How to: Put Quotation Marks in a String (Windows Forms)

Sometimes you might want to place quotation marks (" ") in a string of text. For example:

She said, "You deserve a treat!"

As an alternative, you can also use the Quote field as a constant.

To place quotation marks in a string in your code

  1. In Visual Basic, insert two quotation marks in a row as an embedded quotation mark. In Visual C# and Visual C++, insert the escape sequence \" as an embedded quotation mark. For example, to create the preceding string, use the following code.
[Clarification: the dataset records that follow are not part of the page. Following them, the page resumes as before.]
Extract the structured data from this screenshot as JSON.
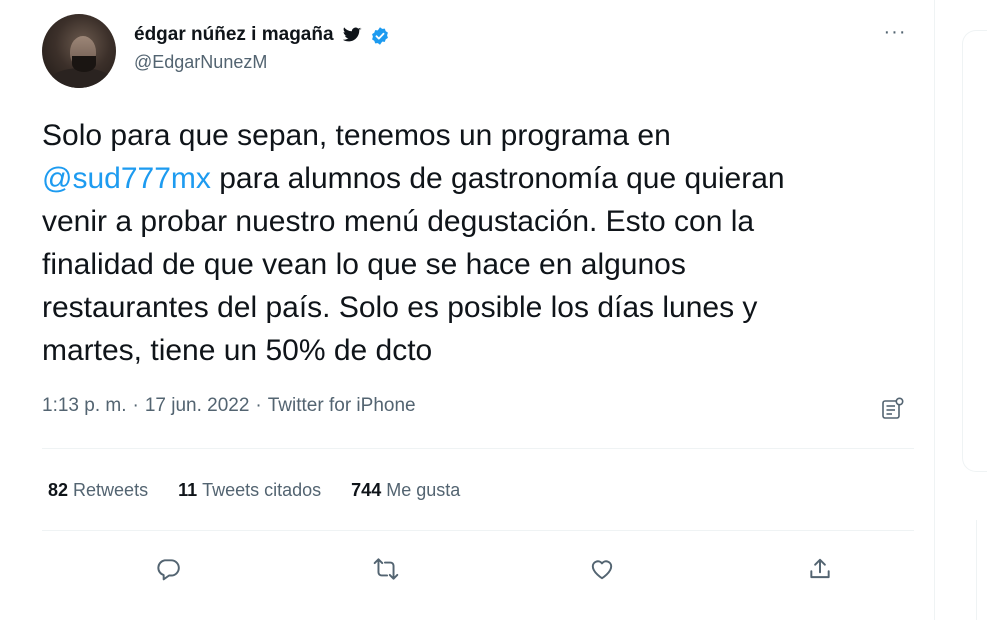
{
  "author": {
    "display_name": "édgar núñez i magaña",
    "handle": "@EdgarNunezM",
    "badges": [
      "twitter-bird-icon",
      "verified-badge-icon"
    ]
  },
  "more_label": "···",
  "tweet": {
    "text_before": "Solo para que sepan, tenemos un programa en\n",
    "mention": "@sud777mx",
    "text_after": " para alumnos de gastronomía que quieran\nvenir a probar nuestro menú degustación. Esto con la\nfinalidad de que vean lo que se hace en algunos\nrestaurantes del país. Solo es posible los días lunes y\nmartes, tiene un 50% de dcto"
  },
  "meta": {
    "time": "1:13 p. m.",
    "sep1": "·",
    "date": "17 jun. 2022",
    "sep2": "·",
    "source": "Twitter for iPhone"
  },
  "stats": {
    "retweets_count": "82",
    "retweets_label": "Retweets",
    "quotes_count": "11",
    "quotes_label": "Tweets citados",
    "likes_count": "744",
    "likes_label": "Me gusta"
  },
  "actions": [
    "reply-icon",
    "retweet-icon",
    "like-icon",
    "share-icon"
  ],
  "colors": {
    "accent": "#1d9bf0",
    "text": "#0f1419",
    "secondary": "#536471",
    "divider": "#eff3f4"
  }
}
    Private Sub InsertQuote()  
       TextBox1.Text = "She said, ""You deserve a treat!"" "  
    End Sub  
    private void InsertQuote(){  
       textBox1.Text = "She said, \"You deserve a treat!\" ";  
       void InsertQuote()  
          textBox1->Text = "She said, \"You deserve a treat!\" ";  


  2. Insert the ASCII or Unicode character for a quotation mark. In Visual Basic, use the ASCII character (34). In Visual C#, use the Unicode character (\u0022).

    Private Sub InsertAscii()  
       TextBox1.Text = "She said, " & Chr(34) & "You deserve a treat!" & Chr(34)  
    End Sub  
    private void InsertAscii(){  
       textBox1.Text = "She said, " + '\u0022' + "You deserve a treat!" + '\u0022';  


    In this example, you cannot use \u0022 because you cannot use a universal character name that designates a character in the basic character set. Otherwise, you produce C3851. For more information, see Compiler Error C3851.


  3. You can also define a constant for the character, and use it where needed.

    Const quote As String = """"  
    TextBox1.Text = "She said, " & quote & "You deserve a treat!" & quote  
    const string quote = "\"";  
    textBox1.Text = "She said, " + quote +  "You deserve a treat!"+ quote ;  
    const String^ quote = "\"";  
    textBox1->Text = String::Concat("She said, ",  
       const_cast<String^>(quote), "You deserve a treat!",  

See also